TRIVIA: I opened a fairly new Webster’s Dictionary and found this: “God n. the Being perfect in power, wisdom, and goodness who is worshipped (as in Judaism, Christianity, Islam, and Hinduism) as creator and ruler of the universe.” That’s quite different from the 1930s definition. Over the decades, the meaning of many words inevitably change. How did Bill decide? He had no choice. He had to write in his own time, not in ours.
Thank you so much for your work, a friend deeper into recovery than I am shared this site with me recently. I am inspired by the drawings and how you matched them with the definitions for added clarification and depth to your art, as well as the Q&A. After several sober months and daily meetings, I just started reading the Big Book – and in a timely sense, your work here is seriously helping amplify my recovery process.
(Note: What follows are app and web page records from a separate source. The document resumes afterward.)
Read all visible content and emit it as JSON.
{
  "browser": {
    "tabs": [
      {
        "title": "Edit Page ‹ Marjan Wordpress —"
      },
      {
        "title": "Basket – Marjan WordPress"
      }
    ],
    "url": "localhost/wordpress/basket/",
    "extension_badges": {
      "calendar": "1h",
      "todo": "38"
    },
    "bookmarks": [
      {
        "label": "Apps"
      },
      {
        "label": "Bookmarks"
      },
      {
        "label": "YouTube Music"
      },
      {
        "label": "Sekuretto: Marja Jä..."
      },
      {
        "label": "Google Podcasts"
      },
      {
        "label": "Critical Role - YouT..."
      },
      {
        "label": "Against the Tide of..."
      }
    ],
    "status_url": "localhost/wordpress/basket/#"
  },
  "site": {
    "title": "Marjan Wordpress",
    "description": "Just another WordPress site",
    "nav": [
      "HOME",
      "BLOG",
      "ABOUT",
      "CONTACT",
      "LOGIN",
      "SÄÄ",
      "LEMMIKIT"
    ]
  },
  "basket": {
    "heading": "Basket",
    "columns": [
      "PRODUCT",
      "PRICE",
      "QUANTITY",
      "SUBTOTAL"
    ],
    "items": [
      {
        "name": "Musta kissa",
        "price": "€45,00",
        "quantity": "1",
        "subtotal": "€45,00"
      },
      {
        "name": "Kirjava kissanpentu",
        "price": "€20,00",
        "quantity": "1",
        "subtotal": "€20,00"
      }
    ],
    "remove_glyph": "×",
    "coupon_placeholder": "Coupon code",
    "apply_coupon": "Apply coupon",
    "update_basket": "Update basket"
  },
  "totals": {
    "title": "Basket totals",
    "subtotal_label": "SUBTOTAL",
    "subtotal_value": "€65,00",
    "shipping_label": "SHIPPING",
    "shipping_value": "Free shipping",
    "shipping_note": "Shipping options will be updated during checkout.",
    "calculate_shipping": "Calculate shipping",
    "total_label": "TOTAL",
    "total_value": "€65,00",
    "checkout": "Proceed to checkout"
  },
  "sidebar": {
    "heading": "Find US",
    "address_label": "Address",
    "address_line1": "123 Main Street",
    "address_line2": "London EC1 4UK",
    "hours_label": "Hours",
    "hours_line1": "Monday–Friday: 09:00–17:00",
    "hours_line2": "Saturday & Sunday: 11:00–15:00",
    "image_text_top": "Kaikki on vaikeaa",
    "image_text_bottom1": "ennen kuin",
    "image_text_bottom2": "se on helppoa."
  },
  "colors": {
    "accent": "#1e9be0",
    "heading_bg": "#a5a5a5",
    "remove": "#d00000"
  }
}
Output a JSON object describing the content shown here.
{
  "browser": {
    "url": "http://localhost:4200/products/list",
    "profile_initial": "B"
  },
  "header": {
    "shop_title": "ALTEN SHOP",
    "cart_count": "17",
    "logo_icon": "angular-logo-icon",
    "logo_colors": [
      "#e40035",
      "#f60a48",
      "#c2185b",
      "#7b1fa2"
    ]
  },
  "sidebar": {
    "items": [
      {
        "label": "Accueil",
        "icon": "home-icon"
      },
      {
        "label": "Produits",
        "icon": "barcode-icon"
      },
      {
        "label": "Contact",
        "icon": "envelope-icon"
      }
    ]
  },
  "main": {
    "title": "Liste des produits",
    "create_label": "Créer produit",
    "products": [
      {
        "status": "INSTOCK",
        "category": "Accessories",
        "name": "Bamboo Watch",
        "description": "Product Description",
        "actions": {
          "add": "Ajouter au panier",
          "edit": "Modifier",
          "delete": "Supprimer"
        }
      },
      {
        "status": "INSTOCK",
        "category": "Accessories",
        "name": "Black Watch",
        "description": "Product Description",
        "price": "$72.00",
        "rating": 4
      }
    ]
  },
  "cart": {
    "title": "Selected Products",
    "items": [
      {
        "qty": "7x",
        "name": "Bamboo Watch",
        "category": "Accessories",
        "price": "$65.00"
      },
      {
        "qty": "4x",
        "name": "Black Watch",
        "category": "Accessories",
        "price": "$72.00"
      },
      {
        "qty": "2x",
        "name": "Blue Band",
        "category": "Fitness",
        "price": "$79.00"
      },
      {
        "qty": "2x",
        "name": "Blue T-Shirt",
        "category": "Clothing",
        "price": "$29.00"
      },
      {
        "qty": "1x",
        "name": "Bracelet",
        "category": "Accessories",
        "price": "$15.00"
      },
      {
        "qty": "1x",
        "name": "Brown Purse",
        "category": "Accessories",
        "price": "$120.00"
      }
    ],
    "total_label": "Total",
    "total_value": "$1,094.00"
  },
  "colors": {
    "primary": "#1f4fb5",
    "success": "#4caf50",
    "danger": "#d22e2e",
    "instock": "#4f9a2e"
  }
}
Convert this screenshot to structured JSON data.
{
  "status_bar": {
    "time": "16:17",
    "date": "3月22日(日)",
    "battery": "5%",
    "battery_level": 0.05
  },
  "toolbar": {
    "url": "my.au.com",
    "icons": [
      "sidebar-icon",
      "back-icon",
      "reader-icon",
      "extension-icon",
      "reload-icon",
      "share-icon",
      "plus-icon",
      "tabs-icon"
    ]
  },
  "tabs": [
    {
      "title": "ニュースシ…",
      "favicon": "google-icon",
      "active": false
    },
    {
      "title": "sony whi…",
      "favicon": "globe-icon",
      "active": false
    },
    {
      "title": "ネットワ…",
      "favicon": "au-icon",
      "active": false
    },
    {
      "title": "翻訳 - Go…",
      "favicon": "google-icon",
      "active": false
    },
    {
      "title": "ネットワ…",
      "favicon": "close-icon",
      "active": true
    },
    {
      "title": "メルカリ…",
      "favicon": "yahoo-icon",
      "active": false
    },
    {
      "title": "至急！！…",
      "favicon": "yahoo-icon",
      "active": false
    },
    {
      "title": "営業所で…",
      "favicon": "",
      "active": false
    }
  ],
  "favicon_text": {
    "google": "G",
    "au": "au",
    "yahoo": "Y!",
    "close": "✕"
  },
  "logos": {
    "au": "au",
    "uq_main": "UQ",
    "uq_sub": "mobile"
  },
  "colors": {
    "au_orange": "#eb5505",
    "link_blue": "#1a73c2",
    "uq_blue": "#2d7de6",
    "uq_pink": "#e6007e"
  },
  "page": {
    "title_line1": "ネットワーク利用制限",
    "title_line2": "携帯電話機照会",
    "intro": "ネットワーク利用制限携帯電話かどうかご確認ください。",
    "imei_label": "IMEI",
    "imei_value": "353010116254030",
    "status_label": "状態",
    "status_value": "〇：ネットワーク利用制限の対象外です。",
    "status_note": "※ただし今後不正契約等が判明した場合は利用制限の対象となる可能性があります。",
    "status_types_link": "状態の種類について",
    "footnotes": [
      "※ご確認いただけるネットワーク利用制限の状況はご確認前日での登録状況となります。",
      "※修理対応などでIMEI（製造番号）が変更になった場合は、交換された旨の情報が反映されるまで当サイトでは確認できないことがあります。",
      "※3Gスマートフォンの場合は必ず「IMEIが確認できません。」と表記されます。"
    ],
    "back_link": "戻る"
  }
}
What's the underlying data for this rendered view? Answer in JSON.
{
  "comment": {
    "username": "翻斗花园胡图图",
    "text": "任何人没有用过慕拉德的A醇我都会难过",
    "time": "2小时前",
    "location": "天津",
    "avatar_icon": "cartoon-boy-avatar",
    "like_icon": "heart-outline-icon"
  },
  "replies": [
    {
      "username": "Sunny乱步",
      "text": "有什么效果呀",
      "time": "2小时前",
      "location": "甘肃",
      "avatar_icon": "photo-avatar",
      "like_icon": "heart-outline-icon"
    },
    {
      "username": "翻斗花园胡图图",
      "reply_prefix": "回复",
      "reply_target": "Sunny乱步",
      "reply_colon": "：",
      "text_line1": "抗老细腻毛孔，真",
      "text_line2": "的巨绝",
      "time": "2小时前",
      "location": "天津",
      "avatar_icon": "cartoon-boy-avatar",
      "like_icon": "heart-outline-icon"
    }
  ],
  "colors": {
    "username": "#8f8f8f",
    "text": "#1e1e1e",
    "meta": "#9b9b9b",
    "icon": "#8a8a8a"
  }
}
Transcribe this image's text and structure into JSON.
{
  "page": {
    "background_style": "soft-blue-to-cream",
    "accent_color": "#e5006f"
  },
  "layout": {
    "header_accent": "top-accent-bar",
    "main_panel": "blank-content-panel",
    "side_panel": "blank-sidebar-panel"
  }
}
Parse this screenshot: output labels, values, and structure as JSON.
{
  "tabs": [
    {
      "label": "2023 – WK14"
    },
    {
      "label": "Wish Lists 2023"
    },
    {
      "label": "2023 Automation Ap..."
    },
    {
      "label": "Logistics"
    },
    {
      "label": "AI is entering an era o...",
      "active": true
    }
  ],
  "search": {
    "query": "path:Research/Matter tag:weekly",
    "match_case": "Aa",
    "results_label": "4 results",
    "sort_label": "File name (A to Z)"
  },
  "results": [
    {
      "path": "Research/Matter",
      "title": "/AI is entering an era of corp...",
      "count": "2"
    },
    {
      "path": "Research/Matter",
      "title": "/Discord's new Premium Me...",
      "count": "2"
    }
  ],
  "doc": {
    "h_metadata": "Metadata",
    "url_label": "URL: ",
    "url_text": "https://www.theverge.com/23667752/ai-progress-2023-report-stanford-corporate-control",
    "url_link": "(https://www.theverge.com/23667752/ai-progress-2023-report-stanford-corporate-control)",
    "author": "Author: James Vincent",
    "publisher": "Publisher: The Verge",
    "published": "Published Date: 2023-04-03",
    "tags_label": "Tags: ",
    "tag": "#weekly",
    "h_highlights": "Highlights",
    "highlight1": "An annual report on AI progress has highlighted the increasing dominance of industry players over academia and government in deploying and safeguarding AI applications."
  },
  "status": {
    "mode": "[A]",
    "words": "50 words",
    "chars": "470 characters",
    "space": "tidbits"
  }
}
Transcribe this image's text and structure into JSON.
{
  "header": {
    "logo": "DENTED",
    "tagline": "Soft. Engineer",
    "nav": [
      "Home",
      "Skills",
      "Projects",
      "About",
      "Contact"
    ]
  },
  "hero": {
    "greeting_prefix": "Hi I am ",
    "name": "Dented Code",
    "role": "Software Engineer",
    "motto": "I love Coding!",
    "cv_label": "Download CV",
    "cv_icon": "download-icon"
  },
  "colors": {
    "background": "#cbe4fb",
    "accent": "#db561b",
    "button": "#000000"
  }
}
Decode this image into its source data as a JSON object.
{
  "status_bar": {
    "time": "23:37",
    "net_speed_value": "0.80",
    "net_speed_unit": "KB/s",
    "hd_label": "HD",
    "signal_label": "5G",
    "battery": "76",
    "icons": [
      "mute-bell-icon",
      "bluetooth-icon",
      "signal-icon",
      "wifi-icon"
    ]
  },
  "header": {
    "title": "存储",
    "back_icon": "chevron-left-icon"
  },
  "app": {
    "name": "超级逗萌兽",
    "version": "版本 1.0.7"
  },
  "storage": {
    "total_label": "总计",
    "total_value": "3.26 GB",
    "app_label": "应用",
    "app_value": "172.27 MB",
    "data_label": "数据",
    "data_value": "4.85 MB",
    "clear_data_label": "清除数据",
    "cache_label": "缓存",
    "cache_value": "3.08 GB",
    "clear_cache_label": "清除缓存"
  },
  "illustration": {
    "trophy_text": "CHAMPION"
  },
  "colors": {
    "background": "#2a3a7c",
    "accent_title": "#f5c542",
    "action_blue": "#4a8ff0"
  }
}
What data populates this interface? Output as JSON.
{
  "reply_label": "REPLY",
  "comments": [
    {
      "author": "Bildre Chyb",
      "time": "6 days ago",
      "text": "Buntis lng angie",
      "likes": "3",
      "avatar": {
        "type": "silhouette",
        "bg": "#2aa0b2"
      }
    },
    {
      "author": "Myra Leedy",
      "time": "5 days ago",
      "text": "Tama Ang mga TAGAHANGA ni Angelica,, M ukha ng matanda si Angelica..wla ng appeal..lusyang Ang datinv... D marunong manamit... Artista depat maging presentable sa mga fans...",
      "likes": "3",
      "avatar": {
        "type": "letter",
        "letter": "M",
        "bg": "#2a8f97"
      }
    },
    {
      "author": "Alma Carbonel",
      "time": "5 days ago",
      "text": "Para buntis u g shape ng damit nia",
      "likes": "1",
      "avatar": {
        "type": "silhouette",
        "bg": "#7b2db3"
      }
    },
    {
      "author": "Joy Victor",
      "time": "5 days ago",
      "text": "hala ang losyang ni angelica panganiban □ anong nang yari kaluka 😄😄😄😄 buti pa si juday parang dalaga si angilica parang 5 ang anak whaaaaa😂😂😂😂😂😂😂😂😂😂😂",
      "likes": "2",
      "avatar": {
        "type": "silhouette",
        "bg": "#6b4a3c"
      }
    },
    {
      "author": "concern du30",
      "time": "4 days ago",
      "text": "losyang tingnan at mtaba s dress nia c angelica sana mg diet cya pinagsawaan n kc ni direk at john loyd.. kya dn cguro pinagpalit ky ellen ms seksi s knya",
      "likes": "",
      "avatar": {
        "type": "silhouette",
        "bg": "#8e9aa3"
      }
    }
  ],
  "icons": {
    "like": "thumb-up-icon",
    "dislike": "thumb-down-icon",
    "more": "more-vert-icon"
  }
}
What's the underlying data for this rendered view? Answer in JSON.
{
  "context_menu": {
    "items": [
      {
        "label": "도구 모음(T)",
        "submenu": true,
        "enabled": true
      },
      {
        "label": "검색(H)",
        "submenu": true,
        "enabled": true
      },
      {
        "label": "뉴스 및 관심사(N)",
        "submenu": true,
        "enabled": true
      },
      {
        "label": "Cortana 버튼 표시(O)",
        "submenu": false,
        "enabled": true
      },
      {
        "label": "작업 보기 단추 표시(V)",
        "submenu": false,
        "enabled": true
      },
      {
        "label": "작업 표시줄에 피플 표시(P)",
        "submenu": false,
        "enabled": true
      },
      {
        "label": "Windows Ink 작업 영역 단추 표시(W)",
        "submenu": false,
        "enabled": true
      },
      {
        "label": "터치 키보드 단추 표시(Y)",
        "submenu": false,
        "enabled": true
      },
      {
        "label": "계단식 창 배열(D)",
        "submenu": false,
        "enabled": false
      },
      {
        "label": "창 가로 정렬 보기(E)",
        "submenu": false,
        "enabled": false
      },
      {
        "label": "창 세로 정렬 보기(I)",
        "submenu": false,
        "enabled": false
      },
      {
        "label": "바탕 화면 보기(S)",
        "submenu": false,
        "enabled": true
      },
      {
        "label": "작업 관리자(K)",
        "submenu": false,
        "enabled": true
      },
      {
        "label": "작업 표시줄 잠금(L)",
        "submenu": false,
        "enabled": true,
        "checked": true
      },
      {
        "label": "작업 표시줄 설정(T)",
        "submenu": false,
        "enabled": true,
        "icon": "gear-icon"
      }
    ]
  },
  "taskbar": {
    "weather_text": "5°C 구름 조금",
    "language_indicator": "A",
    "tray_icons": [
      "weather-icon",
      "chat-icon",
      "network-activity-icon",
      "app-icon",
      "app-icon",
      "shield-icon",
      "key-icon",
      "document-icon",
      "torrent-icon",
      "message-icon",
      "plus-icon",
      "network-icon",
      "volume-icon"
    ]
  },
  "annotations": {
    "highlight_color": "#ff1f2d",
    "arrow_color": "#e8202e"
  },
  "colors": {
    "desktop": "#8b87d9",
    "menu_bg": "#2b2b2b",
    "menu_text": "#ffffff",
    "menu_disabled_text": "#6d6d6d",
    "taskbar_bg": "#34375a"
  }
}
I feel, all things considered, that the drawings as presented with the definitions can be utilized to help people grasp these many concepts in their own recovery process – especially “visual learners”. If you can send me an e-mail I’d like to communicate and ask your permission to print some off and share with certain people. I would particularly like to print certain ones off and put them on a corkboard at our home group’s meeting place. This was suggested by my sponsor after I shared this site with him. I hope you can write to me and let me know your honest thoughts on this matter before we consider proceeding.
Thanks for your very kind words about TwelveDrawings.com. It exists for you and others to explore and experience on your journey through recovery.
The work is available for personal use only. That means viewing it and printing it only for your personal sobriety.
The artwork itself is ©opyrighted for this reason. Not to make money—for the artwork is free to any individual. Rather, to ensure that the artwork remains in its original context, with extra-clear warnings to the newcomer that this is not conference-approve literature. It is life-or-death important to keep that in mind.
I invite you to share the URL twelvedrawings.com so that others may explore and experience on their path through recovery.
Please print as much as you like for your own use. That’s exactly what it is there for.
Trudging the road of Happy Destiny,